Look through the data below and, wherever a line carries the word "this", please copy that line.

Records to use below:

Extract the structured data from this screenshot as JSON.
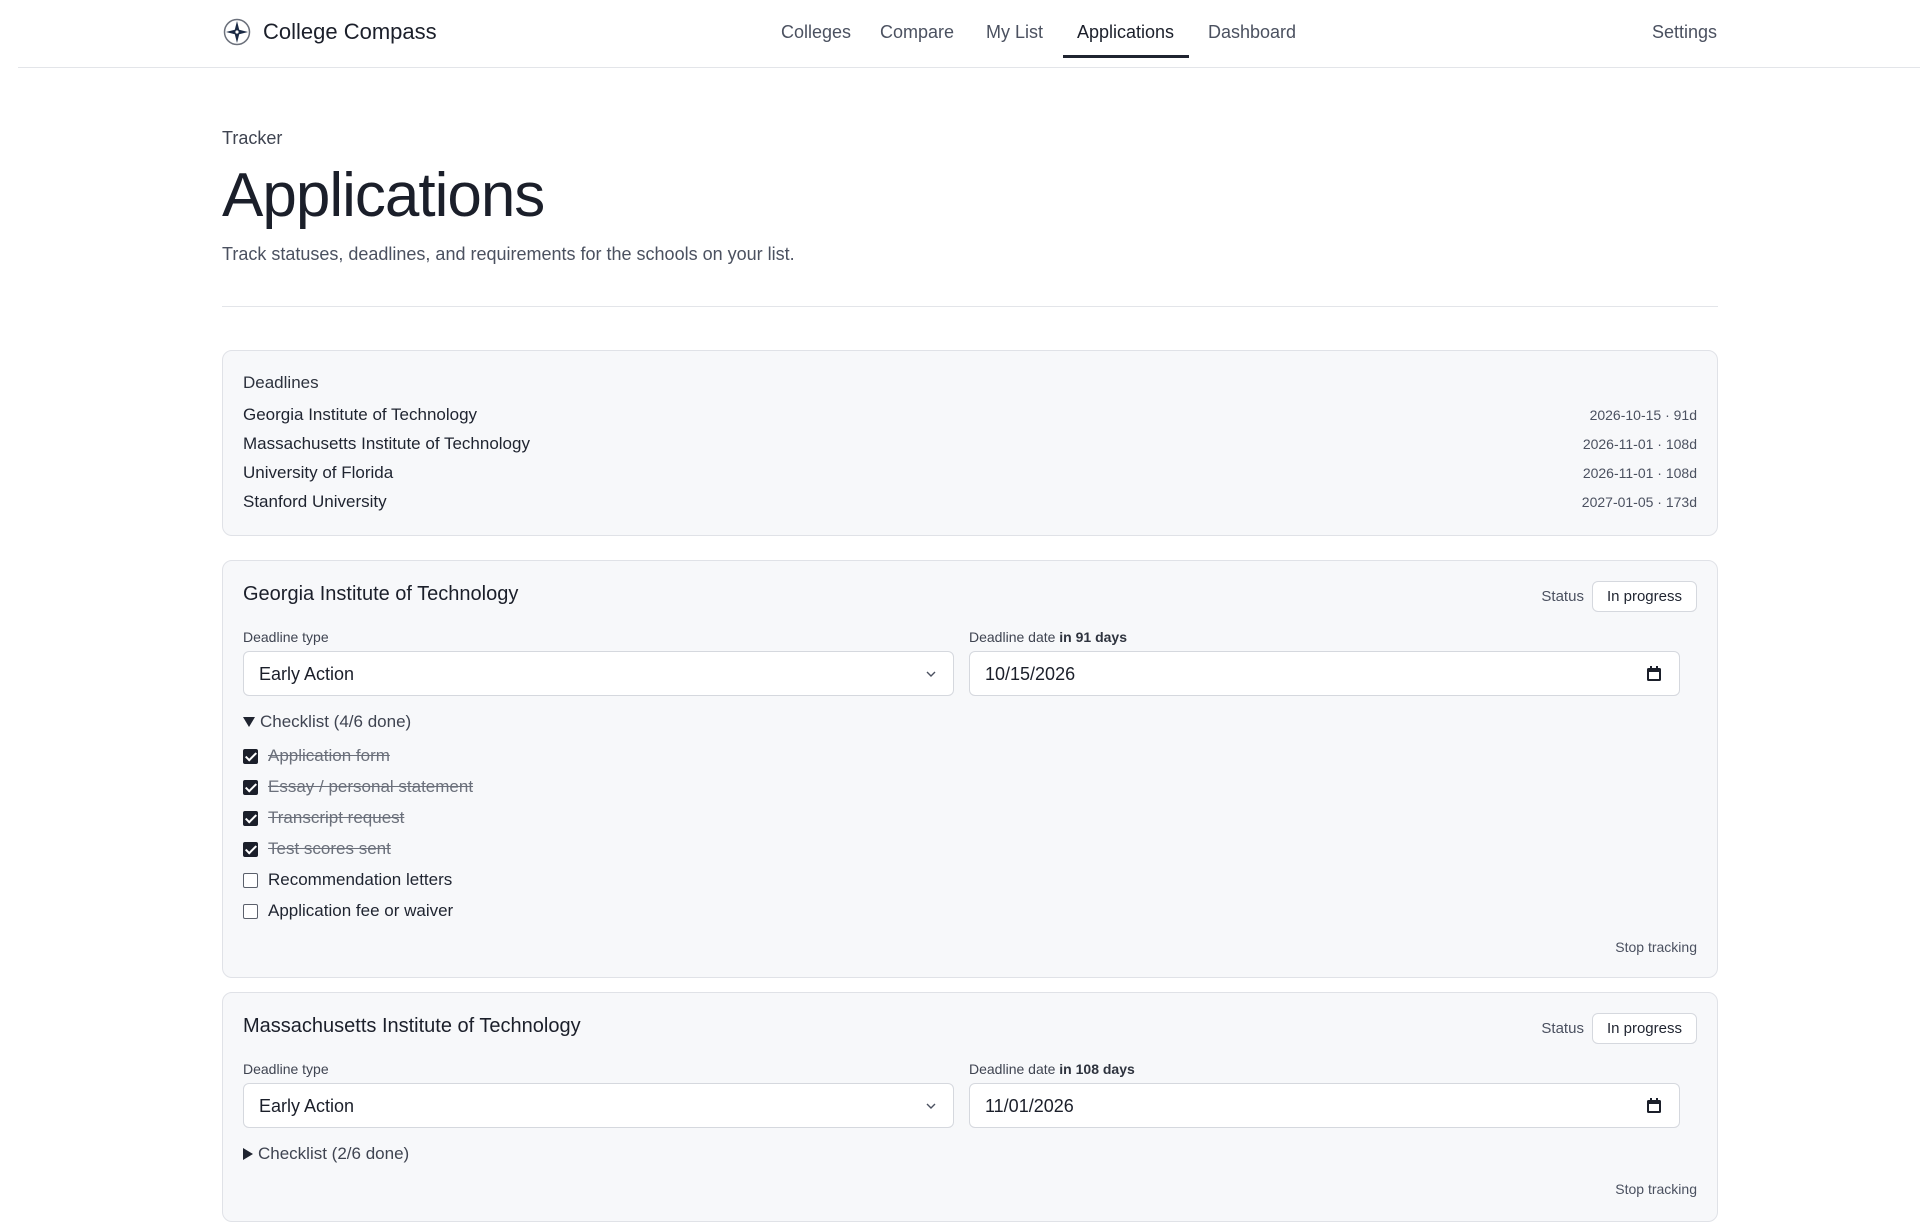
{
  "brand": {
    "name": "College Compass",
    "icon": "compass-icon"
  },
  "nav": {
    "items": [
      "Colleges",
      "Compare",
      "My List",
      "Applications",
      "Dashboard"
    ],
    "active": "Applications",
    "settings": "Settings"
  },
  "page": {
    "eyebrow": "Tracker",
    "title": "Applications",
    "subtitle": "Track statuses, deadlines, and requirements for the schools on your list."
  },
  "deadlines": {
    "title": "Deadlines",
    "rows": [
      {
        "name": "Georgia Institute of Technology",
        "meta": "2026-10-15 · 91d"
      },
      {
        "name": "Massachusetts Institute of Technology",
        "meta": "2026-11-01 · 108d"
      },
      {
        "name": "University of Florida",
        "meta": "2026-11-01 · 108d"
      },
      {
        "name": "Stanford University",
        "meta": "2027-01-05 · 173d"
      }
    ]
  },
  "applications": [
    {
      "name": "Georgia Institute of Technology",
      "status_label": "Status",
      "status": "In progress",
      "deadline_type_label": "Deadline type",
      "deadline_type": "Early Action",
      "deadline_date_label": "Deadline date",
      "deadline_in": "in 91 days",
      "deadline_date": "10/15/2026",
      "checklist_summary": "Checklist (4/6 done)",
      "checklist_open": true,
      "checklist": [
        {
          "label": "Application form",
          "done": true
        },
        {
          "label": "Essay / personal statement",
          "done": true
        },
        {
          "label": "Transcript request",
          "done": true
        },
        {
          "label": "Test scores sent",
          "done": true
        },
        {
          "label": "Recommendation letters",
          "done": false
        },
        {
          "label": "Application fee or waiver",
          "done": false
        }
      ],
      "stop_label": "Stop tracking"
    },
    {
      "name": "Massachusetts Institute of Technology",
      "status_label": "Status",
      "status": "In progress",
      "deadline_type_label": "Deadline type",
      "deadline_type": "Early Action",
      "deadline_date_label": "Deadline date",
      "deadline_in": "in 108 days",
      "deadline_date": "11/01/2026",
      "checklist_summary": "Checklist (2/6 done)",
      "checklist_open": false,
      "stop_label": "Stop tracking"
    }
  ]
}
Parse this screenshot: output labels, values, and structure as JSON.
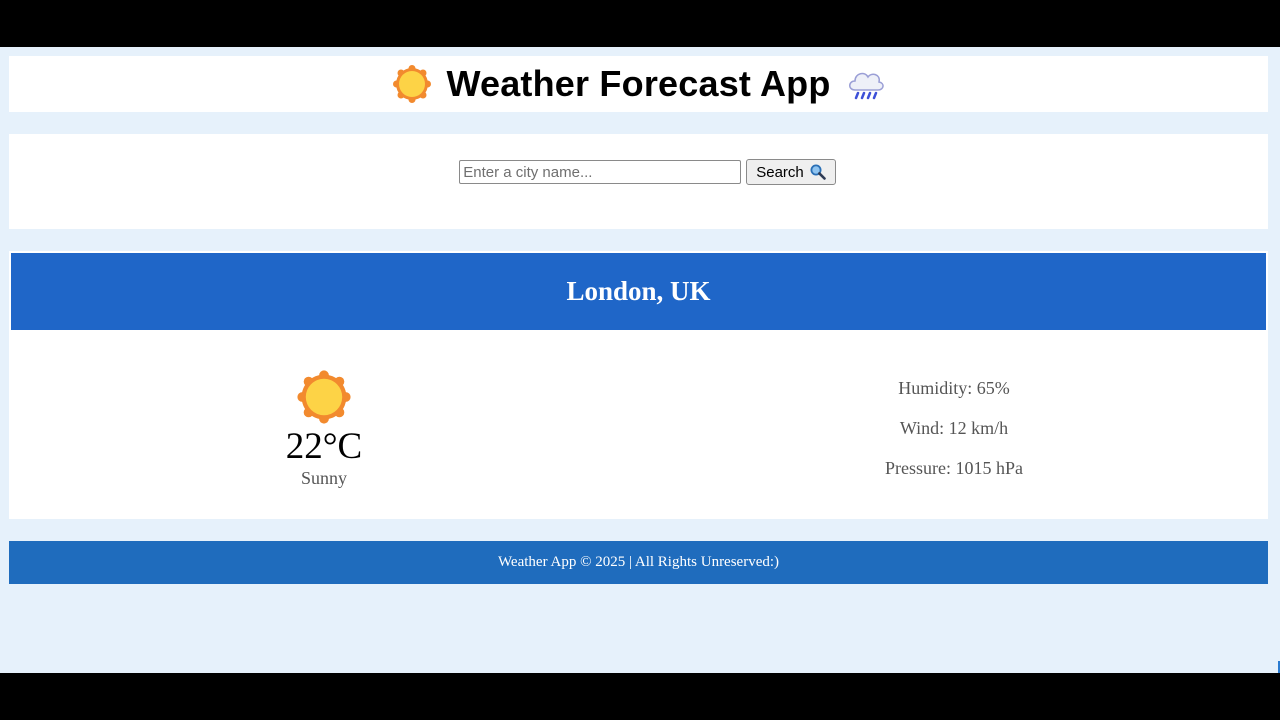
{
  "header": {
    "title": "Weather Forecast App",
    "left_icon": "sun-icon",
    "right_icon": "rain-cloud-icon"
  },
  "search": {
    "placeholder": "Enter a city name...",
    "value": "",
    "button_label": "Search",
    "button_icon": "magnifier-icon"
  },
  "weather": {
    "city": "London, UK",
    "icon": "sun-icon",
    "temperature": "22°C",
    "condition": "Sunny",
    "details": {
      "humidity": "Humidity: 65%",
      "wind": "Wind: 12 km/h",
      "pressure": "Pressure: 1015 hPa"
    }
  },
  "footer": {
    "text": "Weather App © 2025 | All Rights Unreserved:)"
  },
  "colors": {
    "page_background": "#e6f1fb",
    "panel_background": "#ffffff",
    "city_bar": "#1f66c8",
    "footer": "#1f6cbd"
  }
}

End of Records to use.
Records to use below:

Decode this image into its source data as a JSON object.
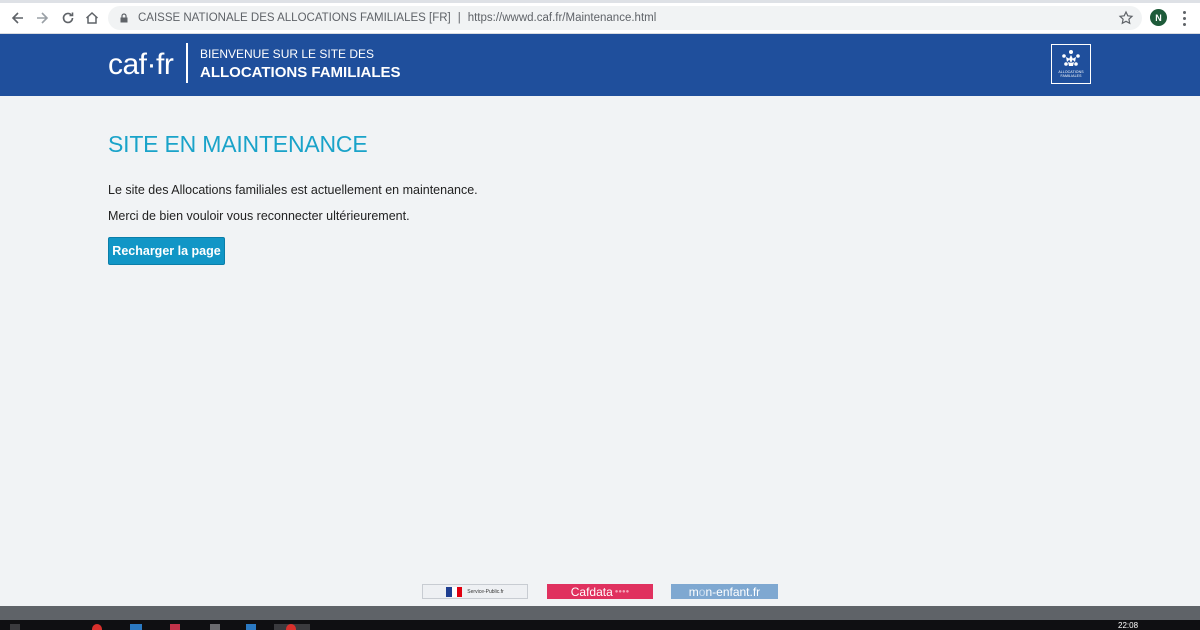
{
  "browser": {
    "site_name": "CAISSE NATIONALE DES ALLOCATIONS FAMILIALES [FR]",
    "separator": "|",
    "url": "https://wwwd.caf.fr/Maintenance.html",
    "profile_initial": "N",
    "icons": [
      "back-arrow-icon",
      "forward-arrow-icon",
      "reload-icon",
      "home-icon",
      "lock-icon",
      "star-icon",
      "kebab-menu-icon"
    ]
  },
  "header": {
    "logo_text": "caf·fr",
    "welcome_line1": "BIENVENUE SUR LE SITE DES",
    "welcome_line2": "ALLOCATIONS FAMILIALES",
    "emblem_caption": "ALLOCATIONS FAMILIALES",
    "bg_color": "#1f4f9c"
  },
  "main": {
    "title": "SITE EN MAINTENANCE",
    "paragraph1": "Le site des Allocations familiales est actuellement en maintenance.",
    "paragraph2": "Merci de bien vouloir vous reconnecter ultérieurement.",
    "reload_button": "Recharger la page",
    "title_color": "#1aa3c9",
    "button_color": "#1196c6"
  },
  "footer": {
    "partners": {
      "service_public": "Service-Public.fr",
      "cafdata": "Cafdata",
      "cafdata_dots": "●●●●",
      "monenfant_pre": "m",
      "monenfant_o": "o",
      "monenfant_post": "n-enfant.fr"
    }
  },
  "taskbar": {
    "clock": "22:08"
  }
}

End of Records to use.

Output:
Extract the structured data from this screenshot as JSON.
Parse this screenshot: output labels, values, and structure as JSON.
Decode this image into its source data as a JSON object.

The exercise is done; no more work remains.